• _Prompt_
Retype each entry below exactly as it stands.

(Excerpts from a dataset)

= Beginning of Section =

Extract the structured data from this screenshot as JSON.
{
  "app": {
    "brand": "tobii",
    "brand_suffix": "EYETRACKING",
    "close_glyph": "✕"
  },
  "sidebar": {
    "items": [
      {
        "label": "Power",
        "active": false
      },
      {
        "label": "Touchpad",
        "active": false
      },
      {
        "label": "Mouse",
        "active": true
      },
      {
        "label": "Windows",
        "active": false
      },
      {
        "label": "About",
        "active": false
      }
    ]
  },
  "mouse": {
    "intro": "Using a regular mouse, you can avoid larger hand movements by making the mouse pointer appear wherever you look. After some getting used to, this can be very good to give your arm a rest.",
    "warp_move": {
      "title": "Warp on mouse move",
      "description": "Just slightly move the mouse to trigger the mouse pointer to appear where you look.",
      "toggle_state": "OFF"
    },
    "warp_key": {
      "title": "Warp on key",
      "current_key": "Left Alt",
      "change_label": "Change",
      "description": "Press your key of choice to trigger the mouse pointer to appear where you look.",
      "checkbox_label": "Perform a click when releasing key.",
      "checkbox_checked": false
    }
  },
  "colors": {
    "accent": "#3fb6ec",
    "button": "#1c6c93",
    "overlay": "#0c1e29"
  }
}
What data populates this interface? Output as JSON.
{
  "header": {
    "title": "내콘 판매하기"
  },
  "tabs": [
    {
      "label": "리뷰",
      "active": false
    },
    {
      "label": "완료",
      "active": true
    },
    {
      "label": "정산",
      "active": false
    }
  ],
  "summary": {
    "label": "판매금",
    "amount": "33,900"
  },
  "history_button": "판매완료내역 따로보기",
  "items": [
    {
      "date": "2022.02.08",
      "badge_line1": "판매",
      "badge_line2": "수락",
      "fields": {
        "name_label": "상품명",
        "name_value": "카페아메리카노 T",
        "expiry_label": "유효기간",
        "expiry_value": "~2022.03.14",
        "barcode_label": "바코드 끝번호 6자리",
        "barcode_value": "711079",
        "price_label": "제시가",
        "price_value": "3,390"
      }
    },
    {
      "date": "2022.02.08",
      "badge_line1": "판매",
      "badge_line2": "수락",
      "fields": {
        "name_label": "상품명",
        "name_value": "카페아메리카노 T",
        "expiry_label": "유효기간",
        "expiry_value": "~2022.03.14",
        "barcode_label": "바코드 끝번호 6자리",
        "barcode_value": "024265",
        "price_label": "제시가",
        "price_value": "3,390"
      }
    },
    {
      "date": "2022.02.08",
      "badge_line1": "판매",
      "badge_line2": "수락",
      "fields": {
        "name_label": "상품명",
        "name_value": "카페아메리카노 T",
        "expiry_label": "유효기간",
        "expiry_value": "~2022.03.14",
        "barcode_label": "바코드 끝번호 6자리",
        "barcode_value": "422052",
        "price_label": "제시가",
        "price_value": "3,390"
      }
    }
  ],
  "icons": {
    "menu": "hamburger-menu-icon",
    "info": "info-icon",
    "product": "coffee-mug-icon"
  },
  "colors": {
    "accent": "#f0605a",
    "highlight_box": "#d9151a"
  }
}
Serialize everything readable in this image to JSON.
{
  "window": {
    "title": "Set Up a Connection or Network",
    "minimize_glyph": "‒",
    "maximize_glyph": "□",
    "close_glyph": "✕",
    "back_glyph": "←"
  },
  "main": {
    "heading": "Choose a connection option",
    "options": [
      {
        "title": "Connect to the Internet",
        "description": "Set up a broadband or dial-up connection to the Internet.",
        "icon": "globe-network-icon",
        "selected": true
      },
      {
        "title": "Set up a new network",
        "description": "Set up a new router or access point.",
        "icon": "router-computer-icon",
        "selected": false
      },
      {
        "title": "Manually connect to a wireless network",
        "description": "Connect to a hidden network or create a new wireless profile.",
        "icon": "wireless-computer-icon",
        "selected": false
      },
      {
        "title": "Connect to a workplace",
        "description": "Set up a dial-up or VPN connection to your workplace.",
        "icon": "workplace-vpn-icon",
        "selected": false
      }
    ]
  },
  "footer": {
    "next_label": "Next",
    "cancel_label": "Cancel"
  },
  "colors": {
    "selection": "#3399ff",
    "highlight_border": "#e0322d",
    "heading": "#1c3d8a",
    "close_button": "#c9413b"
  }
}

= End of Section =

• _Your solution_
Extract the structured data from this screenshot as JSON.
{
  "app": {
    "brand": "tobii",
    "brand_suffix": "EYETRACKING",
    "close_glyph": "✕"
  },
  "sidebar": {
    "items": [
      {
        "label": "Power",
        "active": false
      },
      {
        "label": "Touchpad",
        "active": false
      },
      {
        "label": "Mouse",
        "active": true
      },
      {
        "label": "Windows",
        "active": false
      },
      {
        "label": "About",
        "active": false
      }
    ]
  },
  "mouse": {
    "intro": "Using a regular mouse, you can avoid larger hand movements by making the mouse pointer appear wherever you look. After some getting used to, this can be very good to give your arm a rest.",
    "warp_move": {
      "title": "Warp on mouse move",
      "description": "Just slightly move the mouse to trigger the mouse pointer to appear where you look.",
      "toggle_state": "OFF"
    },
    "warp_key": {
      "title": "Warp on key",
      "current_key": "Left Alt",
      "change_label": "Change",
      "description": "Press your key of choice to trigger the mouse pointer to appear where you look.",
      "checkbox_label": "Perform a click when releasing key.",
      "checkbox_checked": false
    }
  },
  "colors": {
    "accent": "#3fb6ec",
    "button": "#1c6c93",
    "overlay": "#0c1e29"
  }
}
What data populates this interface? Output as JSON.
{
  "header": {
    "title": "내콘 판매하기"
  },
  "tabs": [
    {
      "label": "리뷰",
      "active": false
    },
    {
      "label": "완료",
      "active": true
    },
    {
      "label": "정산",
      "active": false
    }
  ],
  "summary": {
    "label": "판매금",
    "amount": "33,900"
  },
  "history_button": "판매완료내역 따로보기",
  "items": [
    {
      "date": "2022.02.08",
      "badge_line1": "판매",
      "badge_line2": "수락",
      "fields": {
        "name_label": "상품명",
        "name_value": "카페아메리카노 T",
        "expiry_label": "유효기간",
        "expiry_value": "~2022.03.14",
        "barcode_label": "바코드 끝번호 6자리",
        "barcode_value": "711079",
        "price_label": "제시가",
        "price_value": "3,390"
      }
    },
    {
      "date": "2022.02.08",
      "badge_line1": "판매",
      "badge_line2": "수락",
      "fields": {
        "name_label": "상품명",
        "name_value": "카페아메리카노 T",
        "expiry_label": "유효기간",
        "expiry_value": "~2022.03.14",
        "barcode_label": "바코드 끝번호 6자리",
        "barcode_value": "024265",
        "price_label": "제시가",
        "price_value": "3,390"
      }
    },
    {
      "date": "2022.02.08",
      "badge_line1": "판매",
      "badge_line2": "수락",
      "fields": {
        "name_label": "상품명",
        "name_value": "카페아메리카노 T",
        "expiry_label": "유효기간",
        "expiry_value": "~2022.03.14",
        "barcode_label": "바코드 끝번호 6자리",
        "barcode_value": "422052",
        "price_label": "제시가",
        "price_value": "3,390"
      }
    }
  ],
  "icons": {
    "menu": "hamburger-menu-icon",
    "info": "info-icon",
    "product": "coffee-mug-icon"
  },
  "colors": {
    "accent": "#f0605a",
    "highlight_box": "#d9151a"
  }
}
Serialize everything readable in this image to JSON.
{
  "window": {
    "title": "Set Up a Connection or Network",
    "minimize_glyph": "‒",
    "maximize_glyph": "□",
    "close_glyph": "✕",
    "back_glyph": "←"
  },
  "main": {
    "heading": "Choose a connection option",
    "options": [
      {
        "title": "Connect to the Internet",
        "description": "Set up a broadband or dial-up connection to the Internet.",
        "icon": "globe-network-icon",
        "selected": true
      },
      {
        "title": "Set up a new network",
        "description": "Set up a new router or access point.",
        "icon": "router-computer-icon",
        "selected": false
      },
      {
        "title": "Manually connect to a wireless network",
        "description": "Connect to a hidden network or create a new wireless profile.",
        "icon": "wireless-computer-icon",
        "selected": false
      },
      {
        "title": "Connect to a workplace",
        "description": "Set up a dial-up or VPN connection to your workplace.",
        "icon": "workplace-vpn-icon",
        "selected": false
      }
    ]
  },
  "footer": {
    "next_label": "Next",
    "cancel_label": "Cancel"
  },
  "colors": {
    "selection": "#3399ff",
    "highlight_border": "#e0322d",
    "heading": "#1c3d8a",
    "close_button": "#c9413b"
  }
}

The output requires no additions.